*** Opening Extracted material ***

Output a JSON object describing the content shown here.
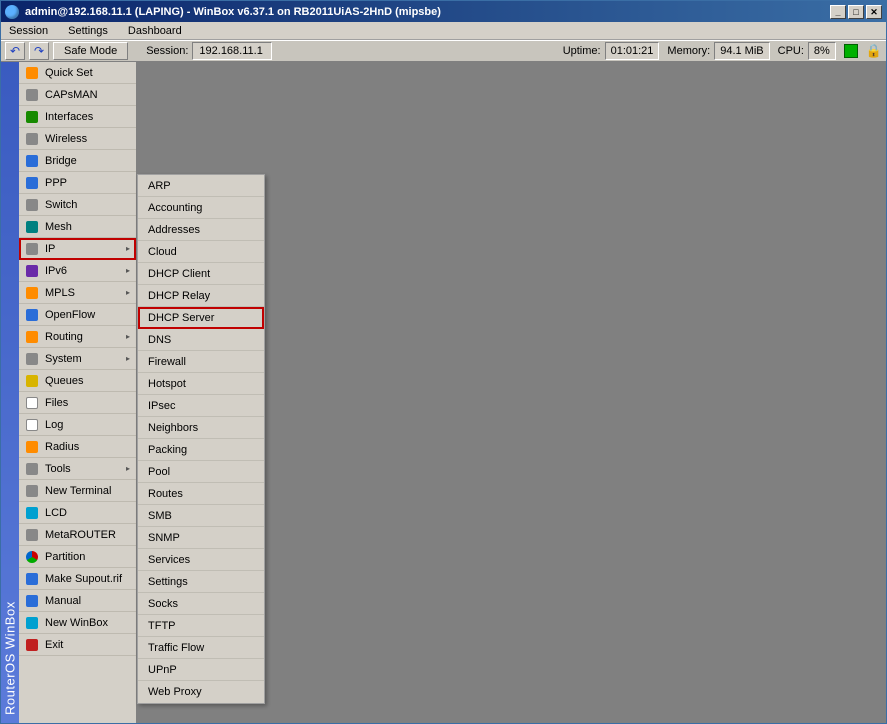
{
  "title": "admin@192.168.11.1 (LAPING) - WinBox v6.37.1 on RB2011UiAS-2HnD (mipsbe)",
  "menubar": {
    "session": "Session",
    "settings": "Settings",
    "dashboard": "Dashboard"
  },
  "toolbar": {
    "undo_glyph": "↶",
    "redo_glyph": "↷",
    "safe_mode": "Safe Mode",
    "session_label": "Session:",
    "session_value": "192.168.11.1",
    "uptime_label": "Uptime:",
    "uptime_value": "01:01:21",
    "memory_label": "Memory:",
    "memory_value": "94.1 MiB",
    "cpu_label": "CPU:",
    "cpu_value": "8%"
  },
  "brand": "RouterOS WinBox",
  "sidebar": [
    {
      "label": "Quick Set",
      "icon": "ico-orange",
      "arrow": false
    },
    {
      "label": "CAPsMAN",
      "icon": "ico-grey",
      "arrow": false
    },
    {
      "label": "Interfaces",
      "icon": "ico-green",
      "arrow": false
    },
    {
      "label": "Wireless",
      "icon": "ico-grey",
      "arrow": false
    },
    {
      "label": "Bridge",
      "icon": "ico-blue",
      "arrow": false
    },
    {
      "label": "PPP",
      "icon": "ico-blue",
      "arrow": false
    },
    {
      "label": "Switch",
      "icon": "ico-grey",
      "arrow": false
    },
    {
      "label": "Mesh",
      "icon": "ico-teal",
      "arrow": false
    },
    {
      "label": "IP",
      "icon": "ico-grey",
      "arrow": true,
      "hl": true
    },
    {
      "label": "IPv6",
      "icon": "ico-purple",
      "arrow": true
    },
    {
      "label": "MPLS",
      "icon": "ico-orange",
      "arrow": true
    },
    {
      "label": "OpenFlow",
      "icon": "ico-blue",
      "arrow": false
    },
    {
      "label": "Routing",
      "icon": "ico-orange",
      "arrow": true
    },
    {
      "label": "System",
      "icon": "ico-grey",
      "arrow": true
    },
    {
      "label": "Queues",
      "icon": "ico-yellow",
      "arrow": false
    },
    {
      "label": "Files",
      "icon": "ico-white",
      "arrow": false
    },
    {
      "label": "Log",
      "icon": "ico-white",
      "arrow": false
    },
    {
      "label": "Radius",
      "icon": "ico-orange",
      "arrow": false
    },
    {
      "label": "Tools",
      "icon": "ico-grey",
      "arrow": true
    },
    {
      "label": "New Terminal",
      "icon": "ico-grey",
      "arrow": false
    },
    {
      "label": "LCD",
      "icon": "ico-cyan",
      "arrow": false
    },
    {
      "label": "MetaROUTER",
      "icon": "ico-grey",
      "arrow": false
    },
    {
      "label": "Partition",
      "icon": "ico-pie",
      "arrow": false
    },
    {
      "label": "Make Supout.rif",
      "icon": "ico-blue",
      "arrow": false
    },
    {
      "label": "Manual",
      "icon": "ico-blue",
      "arrow": false
    },
    {
      "label": "New WinBox",
      "icon": "ico-cyan",
      "arrow": false
    },
    {
      "label": "Exit",
      "icon": "ico-red",
      "arrow": false
    }
  ],
  "submenu": [
    {
      "label": "ARP"
    },
    {
      "label": "Accounting"
    },
    {
      "label": "Addresses"
    },
    {
      "label": "Cloud"
    },
    {
      "label": "DHCP Client"
    },
    {
      "label": "DHCP Relay"
    },
    {
      "label": "DHCP Server",
      "hl": true
    },
    {
      "label": "DNS"
    },
    {
      "label": "Firewall"
    },
    {
      "label": "Hotspot"
    },
    {
      "label": "IPsec"
    },
    {
      "label": "Neighbors"
    },
    {
      "label": "Packing"
    },
    {
      "label": "Pool"
    },
    {
      "label": "Routes"
    },
    {
      "label": "SMB"
    },
    {
      "label": "SNMP"
    },
    {
      "label": "Services"
    },
    {
      "label": "Settings"
    },
    {
      "label": "Socks"
    },
    {
      "label": "TFTP"
    },
    {
      "label": "Traffic Flow"
    },
    {
      "label": "UPnP"
    },
    {
      "label": "Web Proxy"
    }
  ],
  "winctl": {
    "min": "_",
    "max": "□",
    "close": "✕"
  }
}
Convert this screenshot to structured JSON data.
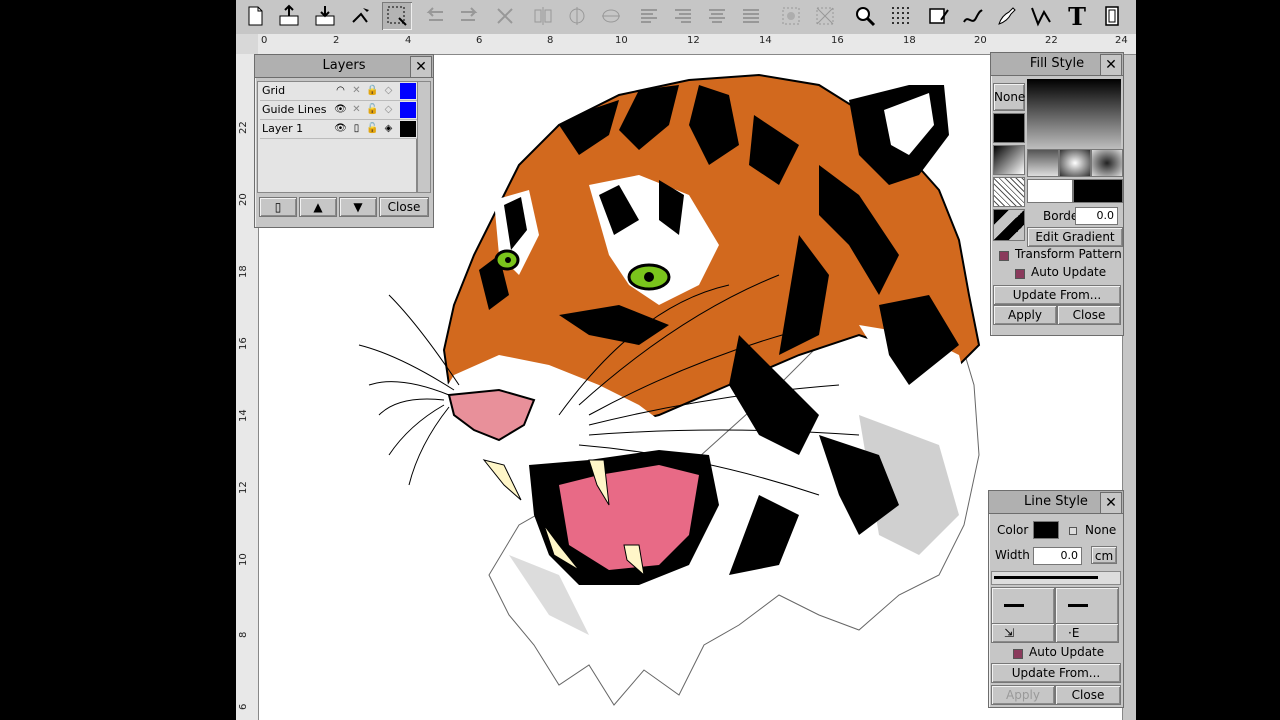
{
  "toolbar": {
    "icons": [
      "new-document",
      "import",
      "export",
      "node-edit",
      "select-region",
      "undo",
      "redo",
      "delete",
      "align-left",
      "align-center",
      "align-middle",
      "justify-1",
      "justify-2",
      "justify-3",
      "justify-4",
      "group",
      "ungroup",
      "zoom",
      "grid",
      "rectangle-tool",
      "freehand-tool",
      "pen-tool",
      "polyline-tool",
      "text-tool",
      "page-tool"
    ],
    "text_tool_label": "T"
  },
  "rulers": {
    "top": [
      "0",
      "2",
      "4",
      "6",
      "8",
      "10",
      "12",
      "14",
      "16",
      "18",
      "20",
      "22",
      "24"
    ],
    "left": [
      "22",
      "20",
      "18",
      "16",
      "14",
      "12",
      "10",
      "8",
      "6"
    ]
  },
  "layers_panel": {
    "title": "Layers",
    "close_glyph": "✕",
    "layers": [
      {
        "name": "Grid",
        "color": "#0000ff"
      },
      {
        "name": "Guide Lines",
        "color": "#0000ff"
      },
      {
        "name": "Layer 1",
        "color": "#000000"
      }
    ],
    "close_label": "Close"
  },
  "fill_style_panel": {
    "title": "Fill Style",
    "close_glyph": "✕",
    "none_label": "None",
    "border_label": "Border",
    "border_value": "0.0",
    "edit_gradient_label": "Edit Gradient",
    "transform_pattern_label": "Transform Pattern",
    "auto_update_label": "Auto Update",
    "update_from_label": "Update From...",
    "apply_label": "Apply",
    "close_label": "Close"
  },
  "line_style_panel": {
    "title": "Line Style",
    "close_glyph": "✕",
    "color_label": "Color",
    "none_label": "None",
    "width_label": "Width",
    "width_value": "0.0",
    "unit_label": "cm",
    "auto_update_label": "Auto Update",
    "update_from_label": "Update From...",
    "apply_label": "Apply",
    "close_label": "Close"
  },
  "colors": {
    "accent_checkbox": "#8a3a5c",
    "tiger_orange": "#d2691e",
    "tiger_eye": "#7ac41c",
    "mouth": "#e86a86"
  }
}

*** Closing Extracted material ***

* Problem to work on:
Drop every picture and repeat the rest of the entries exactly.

* Response to the exercise:
Output a JSON object describing the content shown here.
{
  "title": "admin@192.168.11.1 (LAPING) - WinBox v6.37.1 on RB2011UiAS-2HnD (mipsbe)",
  "menubar": {
    "session": "Session",
    "settings": "Settings",
    "dashboard": "Dashboard"
  },
  "toolbar": {
    "undo_glyph": "↶",
    "redo_glyph": "↷",
    "safe_mode": "Safe Mode",
    "session_label": "Session:",
    "session_value": "192.168.11.1",
    "uptime_label": "Uptime:",
    "uptime_value": "01:01:21",
    "memory_label": "Memory:",
    "memory_value": "94.1 MiB",
    "cpu_label": "CPU:",
    "cpu_value": "8%"
  },
  "brand": "RouterOS WinBox",
  "sidebar": [
    {
      "label": "Quick Set",
      "icon": "ico-orange",
      "arrow": false
    },
    {
      "label": "CAPsMAN",
      "icon": "ico-grey",
      "arrow": false
    },
    {
      "label": "Interfaces",
      "icon": "ico-green",
      "arrow": false
    },
    {
      "label": "Wireless",
      "icon": "ico-grey",
      "arrow": false
    },
    {
      "label": "Bridge",
      "icon": "ico-blue",
      "arrow": false
    },
    {
      "label": "PPP",
      "icon": "ico-blue",
      "arrow": false
    },
    {
      "label": "Switch",
      "icon": "ico-grey",
      "arrow": false
    },
    {
      "label": "Mesh",
      "icon": "ico-teal",
      "arrow": false
    },
    {
      "label": "IP",
      "icon": "ico-grey",
      "arrow": true,
      "hl": true
    },
    {
      "label": "IPv6",
      "icon": "ico-purple",
      "arrow": true
    },
    {
      "label": "MPLS",
      "icon": "ico-orange",
      "arrow": true
    },
    {
      "label": "OpenFlow",
      "icon": "ico-blue",
      "arrow": false
    },
    {
      "label": "Routing",
      "icon": "ico-orange",
      "arrow": true
    },
    {
      "label": "System",
      "icon": "ico-grey",
      "arrow": true
    },
    {
      "label": "Queues",
      "icon": "ico-yellow",
      "arrow": false
    },
    {
      "label": "Files",
      "icon": "ico-white",
      "arrow": false
    },
    {
      "label": "Log",
      "icon": "ico-white",
      "arrow": false
    },
    {
      "label": "Radius",
      "icon": "ico-orange",
      "arrow": false
    },
    {
      "label": "Tools",
      "icon": "ico-grey",
      "arrow": true
    },
    {
      "label": "New Terminal",
      "icon": "ico-grey",
      "arrow": false
    },
    {
      "label": "LCD",
      "icon": "ico-cyan",
      "arrow": false
    },
    {
      "label": "MetaROUTER",
      "icon": "ico-grey",
      "arrow": false
    },
    {
      "label": "Partition",
      "icon": "ico-pie",
      "arrow": false
    },
    {
      "label": "Make Supout.rif",
      "icon": "ico-blue",
      "arrow": false
    },
    {
      "label": "Manual",
      "icon": "ico-blue",
      "arrow": false
    },
    {
      "label": "New WinBox",
      "icon": "ico-cyan",
      "arrow": false
    },
    {
      "label": "Exit",
      "icon": "ico-red",
      "arrow": false
    }
  ],
  "submenu": [
    {
      "label": "ARP"
    },
    {
      "label": "Accounting"
    },
    {
      "label": "Addresses"
    },
    {
      "label": "Cloud"
    },
    {
      "label": "DHCP Client"
    },
    {
      "label": "DHCP Relay"
    },
    {
      "label": "DHCP Server",
      "hl": true
    },
    {
      "label": "DNS"
    },
    {
      "label": "Firewall"
    },
    {
      "label": "Hotspot"
    },
    {
      "label": "IPsec"
    },
    {
      "label": "Neighbors"
    },
    {
      "label": "Packing"
    },
    {
      "label": "Pool"
    },
    {
      "label": "Routes"
    },
    {
      "label": "SMB"
    },
    {
      "label": "SNMP"
    },
    {
      "label": "Services"
    },
    {
      "label": "Settings"
    },
    {
      "label": "Socks"
    },
    {
      "label": "TFTP"
    },
    {
      "label": "Traffic Flow"
    },
    {
      "label": "UPnP"
    },
    {
      "label": "Web Proxy"
    }
  ],
  "winctl": {
    "min": "_",
    "max": "□",
    "close": "✕"
  }
}
Convert this screenshot to structured JSON data.
{
  "toolbar": {
    "icons": [
      "new-document",
      "import",
      "export",
      "node-edit",
      "select-region",
      "undo",
      "redo",
      "delete",
      "align-left",
      "align-center",
      "align-middle",
      "justify-1",
      "justify-2",
      "justify-3",
      "justify-4",
      "group",
      "ungroup",
      "zoom",
      "grid",
      "rectangle-tool",
      "freehand-tool",
      "pen-tool",
      "polyline-tool",
      "text-tool",
      "page-tool"
    ],
    "text_tool_label": "T"
  },
  "rulers": {
    "top": [
      "0",
      "2",
      "4",
      "6",
      "8",
      "10",
      "12",
      "14",
      "16",
      "18",
      "20",
      "22",
      "24"
    ],
    "left": [
      "22",
      "20",
      "18",
      "16",
      "14",
      "12",
      "10",
      "8",
      "6"
    ]
  },
  "layers_panel": {
    "title": "Layers",
    "close_glyph": "✕",
    "layers": [
      {
        "name": "Grid",
        "color": "#0000ff"
      },
      {
        "name": "Guide Lines",
        "color": "#0000ff"
      },
      {
        "name": "Layer 1",
        "color": "#000000"
      }
    ],
    "close_label": "Close"
  },
  "fill_style_panel": {
    "title": "Fill Style",
    "close_glyph": "✕",
    "none_label": "None",
    "border_label": "Border",
    "border_value": "0.0",
    "edit_gradient_label": "Edit Gradient",
    "transform_pattern_label": "Transform Pattern",
    "auto_update_label": "Auto Update",
    "update_from_label": "Update From...",
    "apply_label": "Apply",
    "close_label": "Close"
  },
  "line_style_panel": {
    "title": "Line Style",
    "close_glyph": "✕",
    "color_label": "Color",
    "none_label": "None",
    "width_label": "Width",
    "width_value": "0.0",
    "unit_label": "cm",
    "auto_update_label": "Auto Update",
    "update_from_label": "Update From...",
    "apply_label": "Apply",
    "close_label": "Close"
  },
  "colors": {
    "accent_checkbox": "#8a3a5c",
    "tiger_orange": "#d2691e",
    "tiger_eye": "#7ac41c",
    "mouth": "#e86a86"
  }
}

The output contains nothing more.